The agency has also fashioned a first-time code of conduct for firms that do business with the agency. It primarily contains prohibitions on giving gifts to LCB employees. But it also states that the agency could "from time to time" audit vendors to ensure they are complying.
The changes are in response to a spate of rulings this year by the state Ethics Commission, which found four former LCB officials violated ethics rules by accepting hospitality and other gifts from firms doing business with the agency and failed to report them on their annual statements of financial interest. The four were fined a total of nearly $24,000.
Still, the updated code of conduct for employees is not much different from the one that has existed for years, which also prohibited gifts and other favors from anyone doing or seeking business with the LCB.
In an interview Wednesday, LCB Chairman Joseph E. Brion said employees would now have to review the code and sign off on it every year. Before, they had to sign it only upon being hired.
"We felt it was important that they be reminded every year what the requirements are - what they are permitted to do and not permitted to do," Brion said.
He added: "I do think reminding people every year is something that will make a difference."
Others noted that the LCB has stricter ethics rules than many other state entities when it comes to accepting gifts.

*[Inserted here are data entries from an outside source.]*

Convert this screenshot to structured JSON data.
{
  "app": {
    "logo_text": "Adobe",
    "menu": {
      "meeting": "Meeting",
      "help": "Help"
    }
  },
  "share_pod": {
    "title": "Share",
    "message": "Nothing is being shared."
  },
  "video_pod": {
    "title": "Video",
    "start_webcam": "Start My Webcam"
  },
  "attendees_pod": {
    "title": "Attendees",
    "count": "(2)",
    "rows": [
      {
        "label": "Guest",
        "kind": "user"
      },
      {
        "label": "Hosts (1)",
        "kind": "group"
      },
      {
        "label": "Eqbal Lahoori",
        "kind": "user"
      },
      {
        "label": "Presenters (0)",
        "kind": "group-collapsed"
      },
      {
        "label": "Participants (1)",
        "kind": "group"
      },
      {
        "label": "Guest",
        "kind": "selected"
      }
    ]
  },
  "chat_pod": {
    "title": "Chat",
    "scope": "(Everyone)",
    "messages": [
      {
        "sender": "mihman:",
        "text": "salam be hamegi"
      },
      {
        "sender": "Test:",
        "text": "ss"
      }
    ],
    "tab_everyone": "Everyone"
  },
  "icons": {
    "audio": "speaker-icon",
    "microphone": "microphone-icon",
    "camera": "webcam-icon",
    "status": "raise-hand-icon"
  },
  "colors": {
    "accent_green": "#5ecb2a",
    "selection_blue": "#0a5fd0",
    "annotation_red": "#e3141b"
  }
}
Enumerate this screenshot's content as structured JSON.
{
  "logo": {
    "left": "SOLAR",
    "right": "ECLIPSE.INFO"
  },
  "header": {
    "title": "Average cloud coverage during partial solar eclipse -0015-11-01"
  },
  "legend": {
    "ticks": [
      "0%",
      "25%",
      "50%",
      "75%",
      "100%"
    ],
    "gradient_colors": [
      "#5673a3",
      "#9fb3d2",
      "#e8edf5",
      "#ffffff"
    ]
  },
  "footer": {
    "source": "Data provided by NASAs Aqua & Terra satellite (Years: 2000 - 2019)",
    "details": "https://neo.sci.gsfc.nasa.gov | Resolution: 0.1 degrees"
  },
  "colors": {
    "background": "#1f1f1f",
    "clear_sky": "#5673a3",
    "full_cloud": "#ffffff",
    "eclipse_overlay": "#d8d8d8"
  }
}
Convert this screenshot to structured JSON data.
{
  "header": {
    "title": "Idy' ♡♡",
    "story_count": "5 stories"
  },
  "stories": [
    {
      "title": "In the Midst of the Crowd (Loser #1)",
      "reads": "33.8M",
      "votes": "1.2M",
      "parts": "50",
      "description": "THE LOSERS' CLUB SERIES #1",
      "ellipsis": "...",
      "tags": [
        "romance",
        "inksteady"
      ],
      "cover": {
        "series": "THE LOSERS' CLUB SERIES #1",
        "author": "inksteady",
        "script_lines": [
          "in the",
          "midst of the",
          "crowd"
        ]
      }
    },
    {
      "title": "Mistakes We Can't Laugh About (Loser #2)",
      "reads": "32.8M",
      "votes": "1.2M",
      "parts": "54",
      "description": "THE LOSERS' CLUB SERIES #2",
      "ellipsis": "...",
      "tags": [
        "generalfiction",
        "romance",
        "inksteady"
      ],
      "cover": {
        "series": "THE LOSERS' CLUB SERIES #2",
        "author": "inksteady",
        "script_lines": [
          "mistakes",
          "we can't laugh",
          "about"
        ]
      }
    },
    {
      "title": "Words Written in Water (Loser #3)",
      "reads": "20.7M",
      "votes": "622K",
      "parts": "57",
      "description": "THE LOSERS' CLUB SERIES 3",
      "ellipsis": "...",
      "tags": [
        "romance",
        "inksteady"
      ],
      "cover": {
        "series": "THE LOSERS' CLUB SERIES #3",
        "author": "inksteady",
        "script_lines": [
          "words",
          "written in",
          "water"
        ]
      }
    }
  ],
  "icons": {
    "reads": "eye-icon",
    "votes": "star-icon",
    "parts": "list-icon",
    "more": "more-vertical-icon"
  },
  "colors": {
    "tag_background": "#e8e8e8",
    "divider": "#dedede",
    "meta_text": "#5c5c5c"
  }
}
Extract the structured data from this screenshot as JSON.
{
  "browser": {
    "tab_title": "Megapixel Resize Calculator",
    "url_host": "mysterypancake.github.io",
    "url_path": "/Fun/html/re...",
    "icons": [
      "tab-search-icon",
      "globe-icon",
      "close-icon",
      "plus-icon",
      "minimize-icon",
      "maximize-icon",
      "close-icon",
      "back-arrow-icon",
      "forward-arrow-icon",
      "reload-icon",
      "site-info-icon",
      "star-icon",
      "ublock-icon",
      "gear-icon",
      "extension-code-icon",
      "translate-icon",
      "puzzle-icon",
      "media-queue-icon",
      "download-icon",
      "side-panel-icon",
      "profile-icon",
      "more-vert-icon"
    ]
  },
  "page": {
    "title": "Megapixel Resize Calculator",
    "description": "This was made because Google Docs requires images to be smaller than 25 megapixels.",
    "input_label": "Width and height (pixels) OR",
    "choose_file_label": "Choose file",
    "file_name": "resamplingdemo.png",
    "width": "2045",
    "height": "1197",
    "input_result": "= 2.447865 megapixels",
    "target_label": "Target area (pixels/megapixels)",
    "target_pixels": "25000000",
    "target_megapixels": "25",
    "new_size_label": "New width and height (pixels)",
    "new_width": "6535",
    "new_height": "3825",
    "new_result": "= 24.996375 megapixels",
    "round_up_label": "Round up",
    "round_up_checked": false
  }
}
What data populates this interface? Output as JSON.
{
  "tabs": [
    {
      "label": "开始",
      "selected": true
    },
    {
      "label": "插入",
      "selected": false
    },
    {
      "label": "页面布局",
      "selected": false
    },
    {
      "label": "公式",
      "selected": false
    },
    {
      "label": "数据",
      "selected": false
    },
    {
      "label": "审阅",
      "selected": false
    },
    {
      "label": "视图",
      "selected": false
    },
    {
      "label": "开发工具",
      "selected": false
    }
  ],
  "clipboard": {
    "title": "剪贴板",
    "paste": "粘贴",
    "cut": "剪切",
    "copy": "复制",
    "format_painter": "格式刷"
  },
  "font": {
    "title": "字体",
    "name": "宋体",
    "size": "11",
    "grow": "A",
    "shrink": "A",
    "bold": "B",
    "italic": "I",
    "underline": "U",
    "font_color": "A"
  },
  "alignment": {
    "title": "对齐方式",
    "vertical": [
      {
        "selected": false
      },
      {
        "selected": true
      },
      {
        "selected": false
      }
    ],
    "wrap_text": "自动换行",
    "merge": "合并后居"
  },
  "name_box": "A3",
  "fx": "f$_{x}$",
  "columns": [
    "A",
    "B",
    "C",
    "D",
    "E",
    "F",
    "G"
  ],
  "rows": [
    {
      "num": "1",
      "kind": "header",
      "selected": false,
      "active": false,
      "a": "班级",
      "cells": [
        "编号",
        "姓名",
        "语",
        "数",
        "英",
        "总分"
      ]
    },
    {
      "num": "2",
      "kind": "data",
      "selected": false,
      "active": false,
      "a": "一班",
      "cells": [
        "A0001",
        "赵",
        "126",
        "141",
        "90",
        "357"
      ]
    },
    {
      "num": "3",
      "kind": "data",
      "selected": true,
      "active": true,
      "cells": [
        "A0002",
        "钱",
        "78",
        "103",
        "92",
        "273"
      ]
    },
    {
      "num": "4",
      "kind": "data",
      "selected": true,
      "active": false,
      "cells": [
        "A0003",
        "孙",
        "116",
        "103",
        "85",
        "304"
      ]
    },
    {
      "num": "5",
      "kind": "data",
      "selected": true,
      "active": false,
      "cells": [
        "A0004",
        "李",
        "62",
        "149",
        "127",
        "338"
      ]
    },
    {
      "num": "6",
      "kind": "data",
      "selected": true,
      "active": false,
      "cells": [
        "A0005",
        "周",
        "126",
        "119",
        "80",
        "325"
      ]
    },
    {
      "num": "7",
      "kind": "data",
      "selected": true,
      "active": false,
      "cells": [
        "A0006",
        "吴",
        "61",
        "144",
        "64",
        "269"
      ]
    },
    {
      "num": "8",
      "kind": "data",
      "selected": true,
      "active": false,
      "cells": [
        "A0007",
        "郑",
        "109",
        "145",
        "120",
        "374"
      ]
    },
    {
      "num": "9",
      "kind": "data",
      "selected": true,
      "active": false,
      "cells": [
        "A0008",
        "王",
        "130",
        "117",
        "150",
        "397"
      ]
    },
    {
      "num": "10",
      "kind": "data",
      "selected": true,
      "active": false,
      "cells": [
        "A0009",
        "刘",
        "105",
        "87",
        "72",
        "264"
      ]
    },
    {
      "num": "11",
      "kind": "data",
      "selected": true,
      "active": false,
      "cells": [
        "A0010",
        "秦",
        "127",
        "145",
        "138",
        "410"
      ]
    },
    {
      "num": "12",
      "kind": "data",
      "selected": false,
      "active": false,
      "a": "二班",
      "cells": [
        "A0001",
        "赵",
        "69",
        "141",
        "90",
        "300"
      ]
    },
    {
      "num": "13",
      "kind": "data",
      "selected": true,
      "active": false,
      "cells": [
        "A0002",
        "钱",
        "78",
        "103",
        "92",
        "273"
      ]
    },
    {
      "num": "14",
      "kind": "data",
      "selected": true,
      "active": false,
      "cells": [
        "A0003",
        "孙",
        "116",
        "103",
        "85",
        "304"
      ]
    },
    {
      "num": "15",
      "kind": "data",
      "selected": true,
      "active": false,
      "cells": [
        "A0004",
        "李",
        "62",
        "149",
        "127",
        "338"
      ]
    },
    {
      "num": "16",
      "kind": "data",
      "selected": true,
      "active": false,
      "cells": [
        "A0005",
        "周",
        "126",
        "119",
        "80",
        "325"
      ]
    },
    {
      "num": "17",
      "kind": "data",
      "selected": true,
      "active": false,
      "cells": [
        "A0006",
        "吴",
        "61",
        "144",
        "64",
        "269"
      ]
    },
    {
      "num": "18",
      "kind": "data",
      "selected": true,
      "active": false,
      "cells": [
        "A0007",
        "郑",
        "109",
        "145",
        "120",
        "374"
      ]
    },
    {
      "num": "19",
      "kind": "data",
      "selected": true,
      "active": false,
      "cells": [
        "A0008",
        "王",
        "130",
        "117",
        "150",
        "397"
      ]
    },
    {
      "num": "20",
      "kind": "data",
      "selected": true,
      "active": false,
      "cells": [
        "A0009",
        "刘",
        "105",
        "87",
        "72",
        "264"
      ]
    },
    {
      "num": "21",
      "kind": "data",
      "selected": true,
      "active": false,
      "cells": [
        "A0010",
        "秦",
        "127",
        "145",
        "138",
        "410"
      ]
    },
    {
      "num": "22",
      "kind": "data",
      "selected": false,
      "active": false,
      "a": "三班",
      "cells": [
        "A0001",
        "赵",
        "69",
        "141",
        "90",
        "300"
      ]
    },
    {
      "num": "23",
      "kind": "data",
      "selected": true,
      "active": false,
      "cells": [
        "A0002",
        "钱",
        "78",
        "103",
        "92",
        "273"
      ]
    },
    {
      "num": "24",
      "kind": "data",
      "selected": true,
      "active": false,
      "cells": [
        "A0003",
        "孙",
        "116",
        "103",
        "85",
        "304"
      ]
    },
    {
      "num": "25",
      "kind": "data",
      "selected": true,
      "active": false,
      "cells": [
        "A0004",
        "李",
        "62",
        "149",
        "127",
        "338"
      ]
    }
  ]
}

Members of the legislature, for instance, can accept gifts and hospitality as long as they report it on their annual statements of financial interest.
Former LCB Chairman Patrick J. Stapleton 3d, former chief executive officer Joseph Conti, and former marketing director James H. Short Jr. were cited and fined by the Ethics Commission in March, and were ordered to amend their statements of financial interests.
This month, the Ethics Commission fined the LCB's onetime director of product selection, Matthew Schwenk, $500 for failing to disclose golf outings for which vendors paid.